Genre: Young adult, Fantasy
Rating: 3 out of 5 stars
I really wanted to like this more. The initial concept, a curse that makes everyone forget you and everything you touch (including yourself) leeches colour, is really cool. I like the setting and overall idea. But it seems to me that Rita Stradling is great at developing cool concepts and plots; and that's where her greatness ends. Colorless is filled with characters that could almost be interesting and side stories that have potential; yet when it comes to actual execution of these ideas everything seems to fall apart.
Now that's not to say this isn't readable. It's quite readable. Action packed and again a cool concept. But Stradling is missing that 'something' that makes a writer a really great writer. If I didn't know better I'd think she was really new to writing (which she is not). I just wish she could up her game somehow and have loveable characters, and meaningful relationships.
A note on language
Stradling is the latest author, in a string of young adult books I've read recently, to use archaic words. Now I read a lot of historical fiction and am no slouch when it comes to vocabulary and Latin root words (I speak French and English) but it irritates me when authors use words randomly just to seem cool. In Colorless the use of anni (year) and annos (years) annoyed me to no end. It just felt unnecessary. It's not like your teaching anyone words that will ever be used in regular English! I get it when middle school books use larger or more complex words, because they are teaching. But by the time you're at the level of this book there is just no reason for it anymore. So take things like ornery, anni and candor elsewhere. You're not impressing anyone.
Back to the plot
There's also a weird thing that happens near the end that made me go 'What!?!'. It felt a little out of the blue. Looking back there was maybe a hint or two towards this outcome but I felt less like it was a twist and more like it was thrown in because she didn't know what else to do to give this book some closure.
Colorless is book one in a new series. Would I read the next one? I'm really not sure. Maybe... but it wouldn't be at the top of my must read list.
Thursday, October 26, 2017
Sunday, October 22, 2017
Title: The Salt Line
While The Salt Line starts out as typical dystopia, post-apocalyptic novel; it's main theme changes at out the halfway point and then again just before the end.
This makes it a bit of a weird read.
The writing itself is very good and certainly the story moves forward quickly enough to keep the attention of the reader. However, if you want a badass dystopian story this is not for you. If you want a bleak depressing story this is also not the right story. It's somewhere between a bit of horror (ticks that have wiped out huge portions of the populations), thriller (rebels) and humanism (reproduction concerns and overall quality of life questions). I felt confused at many points about what Holly Goddard Jones was trying to say.
By the end I felt like I mostly understood the point, but didn't feel all that satisfied; hence my three star rating.
I thought at one point that the author had to be a male given the lack of chemistry every couple had. Much to my shock I found out that our author, Jones, is a woman. While the stereotype shatters in my mind (lol); let me tell you a bit more about the pace of this book.
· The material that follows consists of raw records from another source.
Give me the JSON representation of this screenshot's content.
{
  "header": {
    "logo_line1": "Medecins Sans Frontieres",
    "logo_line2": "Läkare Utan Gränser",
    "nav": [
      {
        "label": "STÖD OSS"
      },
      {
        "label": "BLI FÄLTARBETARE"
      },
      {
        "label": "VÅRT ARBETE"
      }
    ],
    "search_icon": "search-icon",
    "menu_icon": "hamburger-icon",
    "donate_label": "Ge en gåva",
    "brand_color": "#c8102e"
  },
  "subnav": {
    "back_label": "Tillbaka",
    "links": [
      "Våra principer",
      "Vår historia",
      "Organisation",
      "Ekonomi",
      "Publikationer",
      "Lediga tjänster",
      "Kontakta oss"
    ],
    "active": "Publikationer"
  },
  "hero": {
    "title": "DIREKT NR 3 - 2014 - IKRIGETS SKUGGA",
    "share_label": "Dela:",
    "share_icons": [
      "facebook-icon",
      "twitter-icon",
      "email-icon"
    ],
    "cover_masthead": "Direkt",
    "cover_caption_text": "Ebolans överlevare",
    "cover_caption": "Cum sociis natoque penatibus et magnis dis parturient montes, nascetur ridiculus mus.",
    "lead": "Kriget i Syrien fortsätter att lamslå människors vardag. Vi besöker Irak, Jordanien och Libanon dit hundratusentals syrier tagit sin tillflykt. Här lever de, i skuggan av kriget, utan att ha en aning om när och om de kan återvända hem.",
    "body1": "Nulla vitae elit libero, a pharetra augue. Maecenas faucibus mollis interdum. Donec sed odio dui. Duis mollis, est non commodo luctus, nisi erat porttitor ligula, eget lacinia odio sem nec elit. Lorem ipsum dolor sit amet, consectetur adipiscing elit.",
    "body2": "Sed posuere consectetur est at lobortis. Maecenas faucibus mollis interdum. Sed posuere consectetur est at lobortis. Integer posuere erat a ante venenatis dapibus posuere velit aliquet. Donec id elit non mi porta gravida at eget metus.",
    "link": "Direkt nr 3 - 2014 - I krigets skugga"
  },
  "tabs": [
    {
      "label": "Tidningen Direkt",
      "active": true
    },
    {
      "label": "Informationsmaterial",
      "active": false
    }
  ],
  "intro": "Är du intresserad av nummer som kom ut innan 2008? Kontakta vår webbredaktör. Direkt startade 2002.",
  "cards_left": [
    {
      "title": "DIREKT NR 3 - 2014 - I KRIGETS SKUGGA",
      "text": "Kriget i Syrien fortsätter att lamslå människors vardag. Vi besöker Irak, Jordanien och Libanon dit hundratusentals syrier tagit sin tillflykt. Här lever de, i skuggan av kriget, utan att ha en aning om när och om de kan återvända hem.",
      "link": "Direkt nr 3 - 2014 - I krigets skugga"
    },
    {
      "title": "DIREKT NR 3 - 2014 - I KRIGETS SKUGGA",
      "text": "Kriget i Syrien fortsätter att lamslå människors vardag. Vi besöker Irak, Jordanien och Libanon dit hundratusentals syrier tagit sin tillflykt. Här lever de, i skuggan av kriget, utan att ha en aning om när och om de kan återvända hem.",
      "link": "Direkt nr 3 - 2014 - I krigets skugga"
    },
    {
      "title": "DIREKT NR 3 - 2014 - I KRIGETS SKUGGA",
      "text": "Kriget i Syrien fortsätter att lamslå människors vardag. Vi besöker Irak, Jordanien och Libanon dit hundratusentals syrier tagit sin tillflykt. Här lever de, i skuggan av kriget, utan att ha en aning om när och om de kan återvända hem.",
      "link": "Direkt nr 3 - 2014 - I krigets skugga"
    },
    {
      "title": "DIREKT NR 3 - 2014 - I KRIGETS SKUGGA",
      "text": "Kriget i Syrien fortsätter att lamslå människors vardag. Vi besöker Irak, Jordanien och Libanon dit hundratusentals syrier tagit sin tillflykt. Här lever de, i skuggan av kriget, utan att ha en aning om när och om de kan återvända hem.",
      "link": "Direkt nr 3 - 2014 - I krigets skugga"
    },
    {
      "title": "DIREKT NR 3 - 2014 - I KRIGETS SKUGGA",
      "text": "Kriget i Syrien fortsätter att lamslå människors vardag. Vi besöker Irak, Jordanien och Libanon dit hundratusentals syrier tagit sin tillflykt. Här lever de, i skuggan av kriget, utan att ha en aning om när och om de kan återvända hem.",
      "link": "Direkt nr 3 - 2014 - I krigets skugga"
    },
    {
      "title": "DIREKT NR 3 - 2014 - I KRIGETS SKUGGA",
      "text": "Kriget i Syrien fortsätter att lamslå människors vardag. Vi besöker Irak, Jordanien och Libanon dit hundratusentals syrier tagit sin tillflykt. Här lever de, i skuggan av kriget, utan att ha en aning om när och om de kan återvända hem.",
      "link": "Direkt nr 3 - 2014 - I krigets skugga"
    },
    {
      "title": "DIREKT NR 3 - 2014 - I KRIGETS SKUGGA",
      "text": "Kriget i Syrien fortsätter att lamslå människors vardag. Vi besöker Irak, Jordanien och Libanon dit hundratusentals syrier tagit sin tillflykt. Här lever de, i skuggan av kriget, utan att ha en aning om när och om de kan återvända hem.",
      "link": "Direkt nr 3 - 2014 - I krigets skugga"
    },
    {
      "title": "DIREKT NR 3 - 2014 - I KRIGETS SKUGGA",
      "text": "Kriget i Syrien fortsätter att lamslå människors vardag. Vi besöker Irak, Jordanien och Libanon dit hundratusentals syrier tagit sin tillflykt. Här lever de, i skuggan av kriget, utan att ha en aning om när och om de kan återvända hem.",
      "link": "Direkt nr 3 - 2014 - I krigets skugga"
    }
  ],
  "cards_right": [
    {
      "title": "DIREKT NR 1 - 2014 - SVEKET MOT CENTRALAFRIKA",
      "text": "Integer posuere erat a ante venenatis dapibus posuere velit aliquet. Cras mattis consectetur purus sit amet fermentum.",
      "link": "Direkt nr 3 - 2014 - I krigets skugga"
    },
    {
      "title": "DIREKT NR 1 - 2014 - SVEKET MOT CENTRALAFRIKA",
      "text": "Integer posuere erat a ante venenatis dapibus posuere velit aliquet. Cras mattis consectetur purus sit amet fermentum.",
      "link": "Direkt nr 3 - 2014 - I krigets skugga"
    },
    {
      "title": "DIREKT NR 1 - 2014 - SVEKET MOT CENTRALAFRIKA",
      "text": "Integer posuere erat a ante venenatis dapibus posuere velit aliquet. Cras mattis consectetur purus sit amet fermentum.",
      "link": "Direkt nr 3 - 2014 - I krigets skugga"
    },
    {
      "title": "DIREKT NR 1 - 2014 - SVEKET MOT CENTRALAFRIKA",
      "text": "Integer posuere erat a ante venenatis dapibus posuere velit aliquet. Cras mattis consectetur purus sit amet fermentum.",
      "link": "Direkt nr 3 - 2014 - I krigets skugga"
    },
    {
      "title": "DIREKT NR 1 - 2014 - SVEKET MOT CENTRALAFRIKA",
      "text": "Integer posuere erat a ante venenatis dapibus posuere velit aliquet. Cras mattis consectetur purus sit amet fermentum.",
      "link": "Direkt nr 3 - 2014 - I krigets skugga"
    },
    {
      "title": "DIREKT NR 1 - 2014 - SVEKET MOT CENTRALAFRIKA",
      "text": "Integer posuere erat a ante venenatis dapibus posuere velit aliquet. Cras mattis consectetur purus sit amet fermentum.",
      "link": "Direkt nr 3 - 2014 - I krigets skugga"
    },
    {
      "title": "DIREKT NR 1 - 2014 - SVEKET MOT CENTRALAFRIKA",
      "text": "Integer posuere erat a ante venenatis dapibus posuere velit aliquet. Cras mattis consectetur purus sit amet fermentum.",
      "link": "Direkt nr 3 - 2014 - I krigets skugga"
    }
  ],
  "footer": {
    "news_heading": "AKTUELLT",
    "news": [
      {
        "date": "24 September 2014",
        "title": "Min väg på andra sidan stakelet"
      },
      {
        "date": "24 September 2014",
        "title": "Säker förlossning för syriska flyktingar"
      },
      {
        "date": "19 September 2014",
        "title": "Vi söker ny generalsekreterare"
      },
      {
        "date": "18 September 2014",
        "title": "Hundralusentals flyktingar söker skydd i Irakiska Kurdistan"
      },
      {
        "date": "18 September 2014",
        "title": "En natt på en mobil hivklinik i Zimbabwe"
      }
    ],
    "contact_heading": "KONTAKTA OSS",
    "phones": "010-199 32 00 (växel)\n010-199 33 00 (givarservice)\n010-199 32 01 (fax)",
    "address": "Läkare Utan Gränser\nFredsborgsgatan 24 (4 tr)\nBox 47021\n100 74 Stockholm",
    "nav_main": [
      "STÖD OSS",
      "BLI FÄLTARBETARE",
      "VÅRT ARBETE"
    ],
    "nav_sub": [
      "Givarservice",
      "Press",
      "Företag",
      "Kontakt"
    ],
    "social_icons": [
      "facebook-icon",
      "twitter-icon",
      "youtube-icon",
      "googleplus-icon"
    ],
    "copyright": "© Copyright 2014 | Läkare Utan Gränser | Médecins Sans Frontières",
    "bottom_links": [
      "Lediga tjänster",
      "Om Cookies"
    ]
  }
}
There are three distinct portions to the book and if you feel like you liked what you read up to the end of one of the sections but are not intrigued by the latest "twist" in the story then I'd say you are probably safe to stop reading. I'm glad I read the whole book but could see people getting frustrated by the change of messaging in each section.
Overall it's like Jones tried to put too much into her dystopian novel and missed a lot of key factors. I wanted more chemistry between characters, less back stories about irrelevant people, and more focus on one or two characters (the voice is constantly changing). Maybe that's why the thrill is taken away at some times; I had heard about the situation from too many voices at some points and just wanted to move on or go back to a favourite character or two. The Salt Line is not a bad read, but it's not a good read. It sits right in that awkward three star zone.